ANTIDOTE: Argumentation-driven explainable artificial intelligence for digital medicine

Providing high quality explanations for AI predictions based on machine learning is a challenging and complex task. To work well it requires, among other factors: selecting a proper level of generality/specificity of the explanation; considering assumptions about the familiarity of the explanation beneficiary with the AI task under consideration; referring to specific elements that have contributed to the decision; making use of additional knowledge (e.g. metadata) which might not be part of the prediction process; selecting appropriate examples; providing evidence supporting negative hypothesis.

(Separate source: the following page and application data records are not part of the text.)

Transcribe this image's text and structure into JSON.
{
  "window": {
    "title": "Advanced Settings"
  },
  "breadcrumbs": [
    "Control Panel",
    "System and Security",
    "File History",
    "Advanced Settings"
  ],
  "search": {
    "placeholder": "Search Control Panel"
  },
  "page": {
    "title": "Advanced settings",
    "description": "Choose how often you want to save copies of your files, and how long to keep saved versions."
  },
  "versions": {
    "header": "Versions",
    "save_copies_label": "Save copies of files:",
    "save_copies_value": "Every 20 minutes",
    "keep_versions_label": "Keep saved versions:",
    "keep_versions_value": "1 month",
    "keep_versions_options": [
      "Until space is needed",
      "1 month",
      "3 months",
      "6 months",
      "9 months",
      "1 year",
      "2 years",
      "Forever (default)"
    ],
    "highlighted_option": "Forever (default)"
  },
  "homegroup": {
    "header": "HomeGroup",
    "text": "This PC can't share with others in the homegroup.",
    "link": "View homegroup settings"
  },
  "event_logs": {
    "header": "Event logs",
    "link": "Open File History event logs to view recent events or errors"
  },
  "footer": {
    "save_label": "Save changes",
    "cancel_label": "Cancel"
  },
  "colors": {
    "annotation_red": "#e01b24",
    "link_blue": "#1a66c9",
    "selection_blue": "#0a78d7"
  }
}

Finally, the system needs to formulate the explanation in a clearly interpretable, and possibly convincing, way.


Given these considerations, ANTIDOTE fosters an integrated vision of explainable AI, where low level characteristics of the deep learning process are combined with higher level schemas proper of the human argumentation capacity. The ANTIDOTE integrated vision is supported by three considerations: (i) in neural architectures the correlation between internal states of the network (e.g., weights assumed by single nodes) and the justification of the network classification outcome is not well studied; (ii) high quality explanations are crucially based on argumentation mechanisms (e.g., provide supporting examples and rejected alternatives), that are, to a large extent, task independent; (iii) in real settings, providing explanations is inherently an interactive process, where an explanatory dialogue takes place between the system and the user. Accordingly, ANTIDOTE will exploit cross disciplinary competences in three areas, i.e., deep learning, argumentation and interactivity, to support a broader and innovative view of explainable AI. Although we envision a general integrated approach to explainable AI, we will focus on a number of deep learning tasks in the medical domain, where the need for high quality explanations for clinical cases deliberation is critical.